EXERCISE: Where does the word "JSON" occur in the data below? Copy each line that holds it.
******************************
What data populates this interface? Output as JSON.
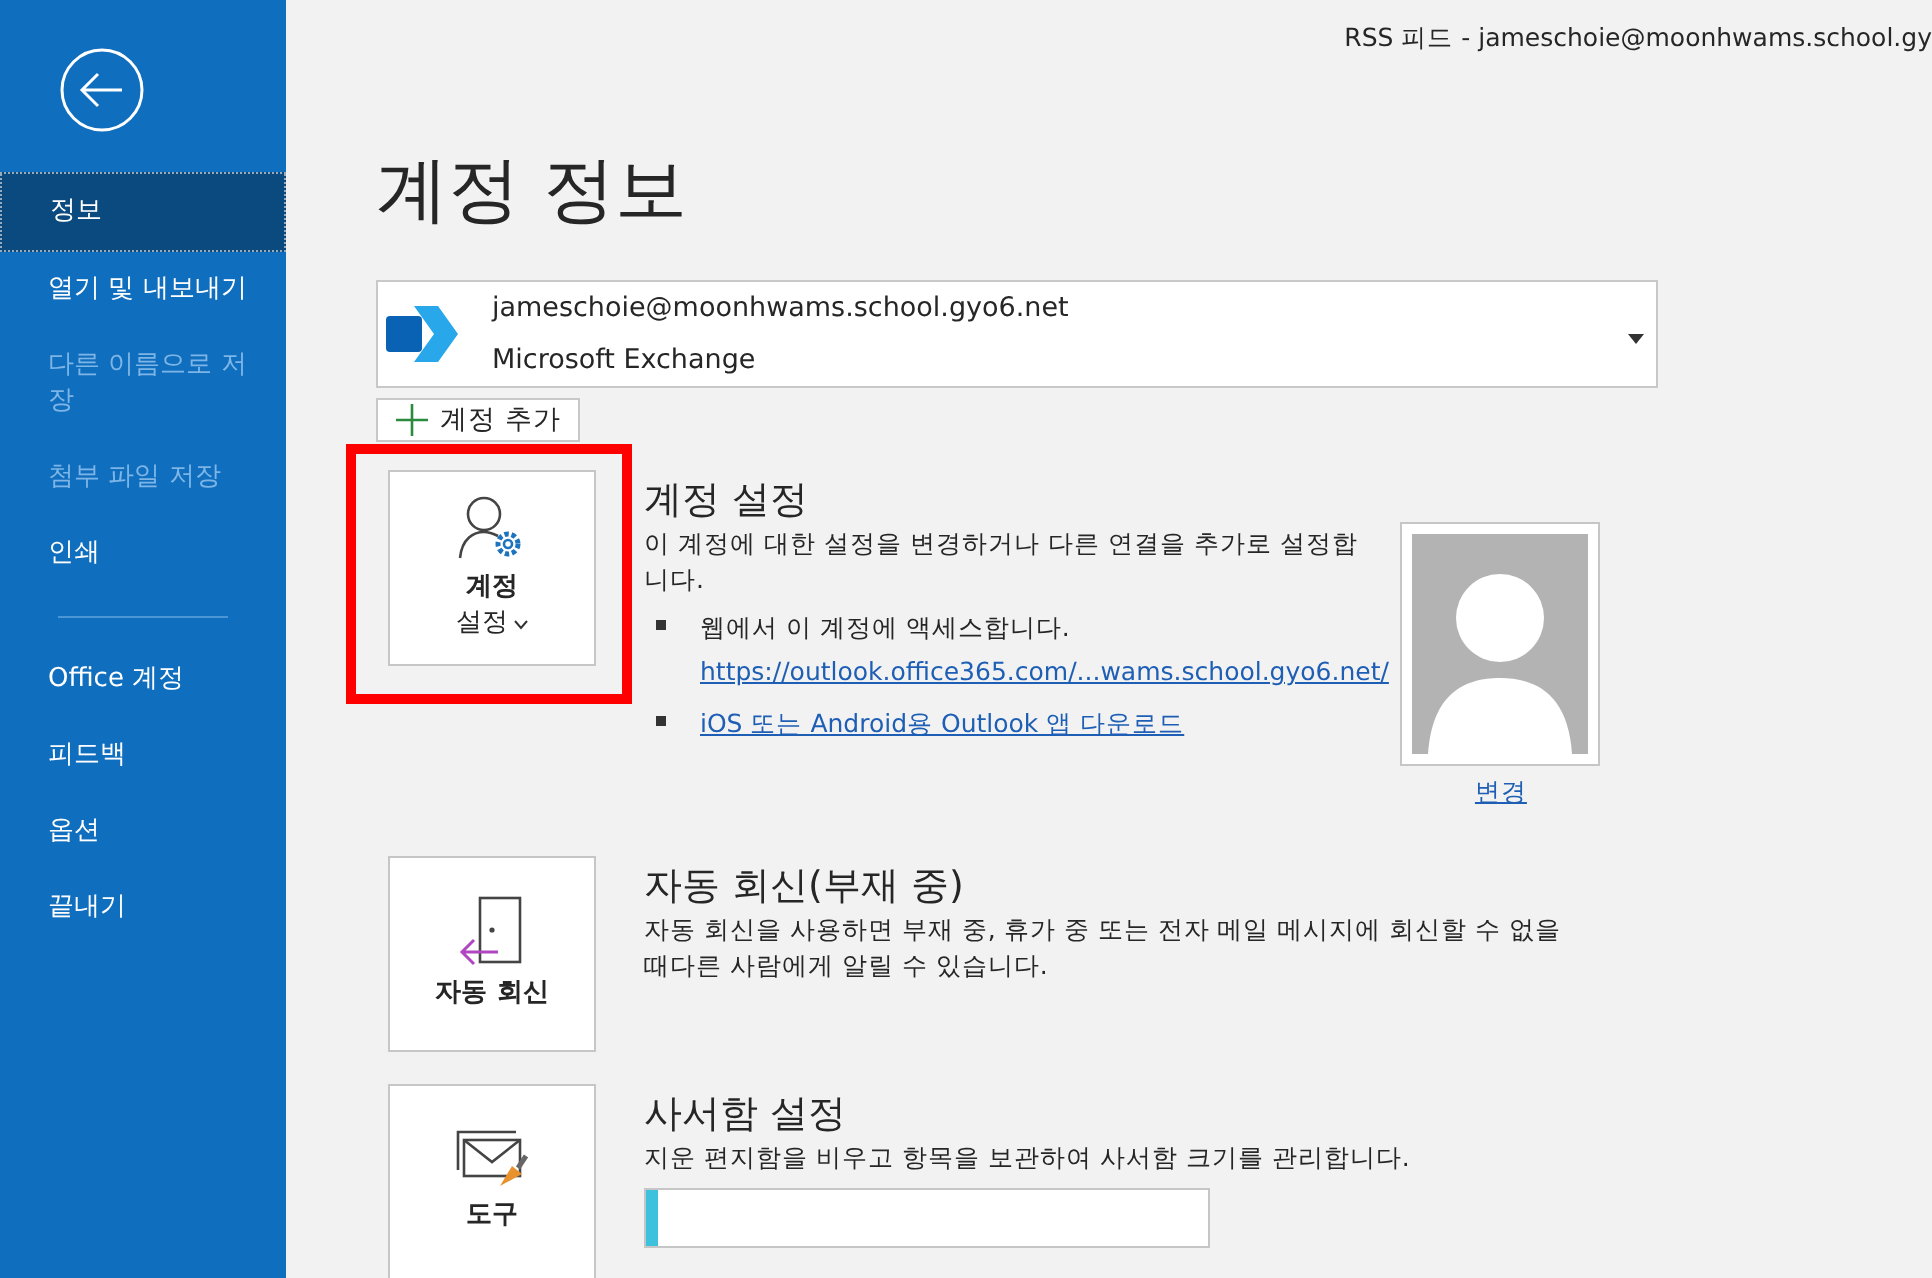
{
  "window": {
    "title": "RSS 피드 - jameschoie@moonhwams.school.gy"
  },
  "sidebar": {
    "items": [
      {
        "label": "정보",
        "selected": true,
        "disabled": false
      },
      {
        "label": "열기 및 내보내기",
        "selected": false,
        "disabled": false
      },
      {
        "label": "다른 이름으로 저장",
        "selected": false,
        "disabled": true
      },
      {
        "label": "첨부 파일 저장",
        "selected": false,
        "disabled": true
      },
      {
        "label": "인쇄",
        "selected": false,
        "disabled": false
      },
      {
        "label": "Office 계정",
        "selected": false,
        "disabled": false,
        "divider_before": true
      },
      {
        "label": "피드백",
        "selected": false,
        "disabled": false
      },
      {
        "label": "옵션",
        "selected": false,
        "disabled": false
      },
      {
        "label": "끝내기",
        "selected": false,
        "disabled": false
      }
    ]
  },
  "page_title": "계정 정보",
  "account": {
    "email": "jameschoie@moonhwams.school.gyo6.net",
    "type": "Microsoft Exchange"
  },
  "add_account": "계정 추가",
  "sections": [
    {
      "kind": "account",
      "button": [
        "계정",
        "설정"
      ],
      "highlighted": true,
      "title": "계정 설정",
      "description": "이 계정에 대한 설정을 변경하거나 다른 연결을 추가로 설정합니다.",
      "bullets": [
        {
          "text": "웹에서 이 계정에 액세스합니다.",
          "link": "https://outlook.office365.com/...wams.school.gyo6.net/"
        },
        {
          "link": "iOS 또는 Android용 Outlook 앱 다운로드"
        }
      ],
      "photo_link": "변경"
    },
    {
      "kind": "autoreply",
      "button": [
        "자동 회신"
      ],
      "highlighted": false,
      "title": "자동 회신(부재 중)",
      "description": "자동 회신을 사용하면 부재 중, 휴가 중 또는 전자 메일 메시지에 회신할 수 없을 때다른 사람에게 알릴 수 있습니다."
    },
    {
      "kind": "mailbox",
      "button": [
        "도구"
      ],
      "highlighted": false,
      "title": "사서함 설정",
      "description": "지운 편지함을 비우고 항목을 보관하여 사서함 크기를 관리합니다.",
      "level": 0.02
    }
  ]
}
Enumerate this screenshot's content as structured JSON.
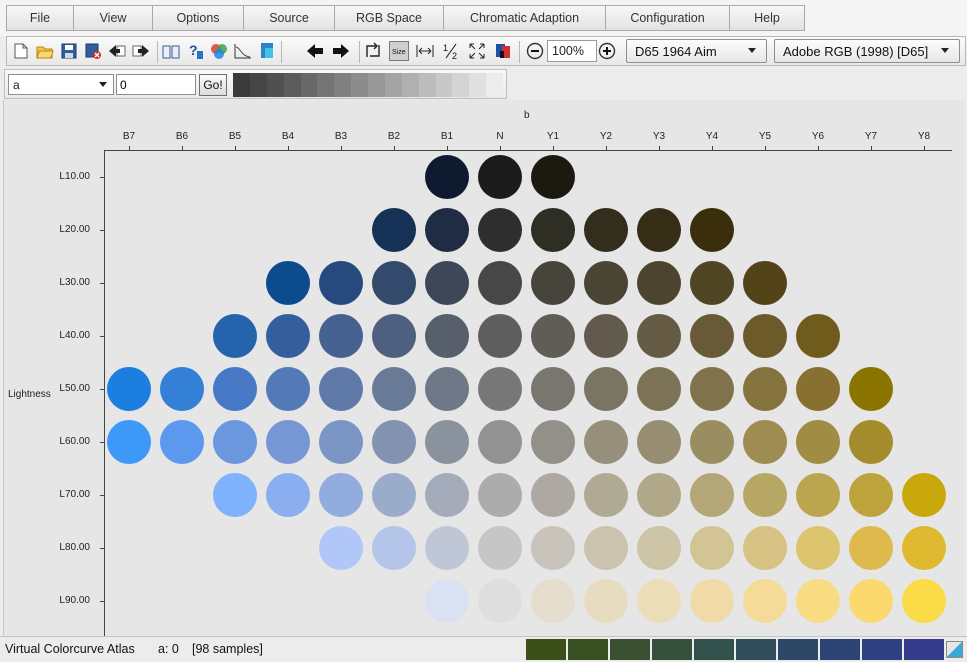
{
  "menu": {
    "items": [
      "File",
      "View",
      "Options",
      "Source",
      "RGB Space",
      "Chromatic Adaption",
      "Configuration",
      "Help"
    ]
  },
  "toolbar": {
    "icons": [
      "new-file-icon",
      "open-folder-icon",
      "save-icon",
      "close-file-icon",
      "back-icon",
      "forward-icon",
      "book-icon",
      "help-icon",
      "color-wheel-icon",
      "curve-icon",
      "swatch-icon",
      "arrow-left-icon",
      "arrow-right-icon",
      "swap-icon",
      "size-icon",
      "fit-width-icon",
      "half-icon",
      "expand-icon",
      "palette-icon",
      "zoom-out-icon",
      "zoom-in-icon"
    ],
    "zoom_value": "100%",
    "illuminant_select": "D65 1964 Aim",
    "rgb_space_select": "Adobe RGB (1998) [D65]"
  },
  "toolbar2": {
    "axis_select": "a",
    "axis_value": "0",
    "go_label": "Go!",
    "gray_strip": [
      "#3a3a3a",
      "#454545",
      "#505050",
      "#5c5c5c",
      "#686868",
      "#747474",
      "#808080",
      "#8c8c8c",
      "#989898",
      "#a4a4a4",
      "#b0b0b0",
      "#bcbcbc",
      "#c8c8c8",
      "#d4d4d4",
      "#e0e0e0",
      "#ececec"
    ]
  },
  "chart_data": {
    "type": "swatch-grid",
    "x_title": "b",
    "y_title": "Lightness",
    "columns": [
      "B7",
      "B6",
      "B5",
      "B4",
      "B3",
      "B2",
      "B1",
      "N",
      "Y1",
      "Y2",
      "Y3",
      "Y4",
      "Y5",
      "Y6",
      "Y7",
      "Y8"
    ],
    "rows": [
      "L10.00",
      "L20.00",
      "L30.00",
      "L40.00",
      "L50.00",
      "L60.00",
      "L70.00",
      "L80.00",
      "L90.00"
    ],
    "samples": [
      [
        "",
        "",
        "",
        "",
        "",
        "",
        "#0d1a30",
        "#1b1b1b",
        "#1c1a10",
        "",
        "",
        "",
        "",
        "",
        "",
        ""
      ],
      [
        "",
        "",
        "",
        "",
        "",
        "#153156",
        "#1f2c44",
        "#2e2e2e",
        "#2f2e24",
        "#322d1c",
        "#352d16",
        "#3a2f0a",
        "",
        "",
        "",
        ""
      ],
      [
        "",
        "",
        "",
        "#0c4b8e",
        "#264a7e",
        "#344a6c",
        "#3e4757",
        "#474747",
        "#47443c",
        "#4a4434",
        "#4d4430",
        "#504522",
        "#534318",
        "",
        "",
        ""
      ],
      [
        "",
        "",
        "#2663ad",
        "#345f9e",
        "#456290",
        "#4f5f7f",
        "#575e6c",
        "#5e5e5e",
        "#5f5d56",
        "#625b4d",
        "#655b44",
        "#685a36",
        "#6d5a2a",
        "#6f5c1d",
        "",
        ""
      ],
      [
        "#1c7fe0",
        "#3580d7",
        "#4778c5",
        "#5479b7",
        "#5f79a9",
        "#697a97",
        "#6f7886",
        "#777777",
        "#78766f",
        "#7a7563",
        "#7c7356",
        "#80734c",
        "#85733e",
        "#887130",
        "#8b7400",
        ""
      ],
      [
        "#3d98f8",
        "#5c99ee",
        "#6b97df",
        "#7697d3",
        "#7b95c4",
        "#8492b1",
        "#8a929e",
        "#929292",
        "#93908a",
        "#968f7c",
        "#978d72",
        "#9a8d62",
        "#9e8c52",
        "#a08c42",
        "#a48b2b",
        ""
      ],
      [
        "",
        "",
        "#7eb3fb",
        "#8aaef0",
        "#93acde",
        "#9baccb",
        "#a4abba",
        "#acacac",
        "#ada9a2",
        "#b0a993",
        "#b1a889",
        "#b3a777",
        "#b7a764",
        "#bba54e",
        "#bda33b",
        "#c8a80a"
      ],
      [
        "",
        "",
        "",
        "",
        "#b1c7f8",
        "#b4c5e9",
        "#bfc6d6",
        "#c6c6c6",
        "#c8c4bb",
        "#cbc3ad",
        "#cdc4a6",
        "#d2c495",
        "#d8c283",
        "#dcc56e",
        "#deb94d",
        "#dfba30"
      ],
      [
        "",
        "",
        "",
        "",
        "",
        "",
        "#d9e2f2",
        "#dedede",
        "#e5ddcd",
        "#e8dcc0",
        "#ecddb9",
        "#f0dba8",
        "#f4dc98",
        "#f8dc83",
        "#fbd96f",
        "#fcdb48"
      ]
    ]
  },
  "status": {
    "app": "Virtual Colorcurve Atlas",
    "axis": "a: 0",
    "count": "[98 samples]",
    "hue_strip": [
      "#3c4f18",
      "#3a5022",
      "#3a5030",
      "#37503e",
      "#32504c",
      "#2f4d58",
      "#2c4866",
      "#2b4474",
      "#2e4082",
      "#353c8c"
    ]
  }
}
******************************
SOLUTION TO THE PROBLEM:
What data populates this interface? Output as JSON.
Enumerate this screenshot's content as structured JSON.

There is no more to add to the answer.